Task:
What lines in the records include the string "legend"? Return each one.

Items from an interface collection:
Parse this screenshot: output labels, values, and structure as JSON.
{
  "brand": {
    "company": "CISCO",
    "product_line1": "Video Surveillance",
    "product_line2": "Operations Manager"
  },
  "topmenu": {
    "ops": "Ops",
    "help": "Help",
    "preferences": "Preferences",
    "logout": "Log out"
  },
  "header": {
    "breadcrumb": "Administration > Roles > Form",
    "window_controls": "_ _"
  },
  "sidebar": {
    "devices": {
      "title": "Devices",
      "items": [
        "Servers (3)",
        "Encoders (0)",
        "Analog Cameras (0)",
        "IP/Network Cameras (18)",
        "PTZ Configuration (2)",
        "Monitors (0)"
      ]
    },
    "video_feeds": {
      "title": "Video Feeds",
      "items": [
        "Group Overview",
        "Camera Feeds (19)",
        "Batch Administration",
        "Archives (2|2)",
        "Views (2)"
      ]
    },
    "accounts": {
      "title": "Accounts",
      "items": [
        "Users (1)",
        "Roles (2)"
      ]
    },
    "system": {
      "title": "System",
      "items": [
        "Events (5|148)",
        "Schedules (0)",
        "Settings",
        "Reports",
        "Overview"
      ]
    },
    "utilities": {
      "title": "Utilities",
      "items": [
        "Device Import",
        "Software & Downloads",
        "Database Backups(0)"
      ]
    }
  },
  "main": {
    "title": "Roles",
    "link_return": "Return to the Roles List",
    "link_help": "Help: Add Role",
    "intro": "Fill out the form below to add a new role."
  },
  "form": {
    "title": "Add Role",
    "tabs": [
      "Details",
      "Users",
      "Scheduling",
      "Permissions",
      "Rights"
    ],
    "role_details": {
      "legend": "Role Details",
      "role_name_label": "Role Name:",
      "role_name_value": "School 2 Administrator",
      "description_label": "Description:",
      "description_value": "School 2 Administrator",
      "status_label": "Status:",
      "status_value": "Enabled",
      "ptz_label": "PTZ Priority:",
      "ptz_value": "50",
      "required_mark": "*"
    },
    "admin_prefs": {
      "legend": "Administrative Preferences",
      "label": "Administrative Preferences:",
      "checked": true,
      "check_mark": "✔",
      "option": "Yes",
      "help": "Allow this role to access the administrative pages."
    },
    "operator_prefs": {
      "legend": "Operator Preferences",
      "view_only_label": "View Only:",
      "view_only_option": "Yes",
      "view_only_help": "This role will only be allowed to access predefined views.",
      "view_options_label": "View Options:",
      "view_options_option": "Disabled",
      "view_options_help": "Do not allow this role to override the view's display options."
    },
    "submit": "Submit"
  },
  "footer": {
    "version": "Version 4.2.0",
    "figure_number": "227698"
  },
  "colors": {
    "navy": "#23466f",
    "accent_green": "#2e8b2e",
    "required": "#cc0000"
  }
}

Answer space:
      "legend": "Role Details",
      "legend": "Administrative Preferences",
      "legend": "Operator Preferences",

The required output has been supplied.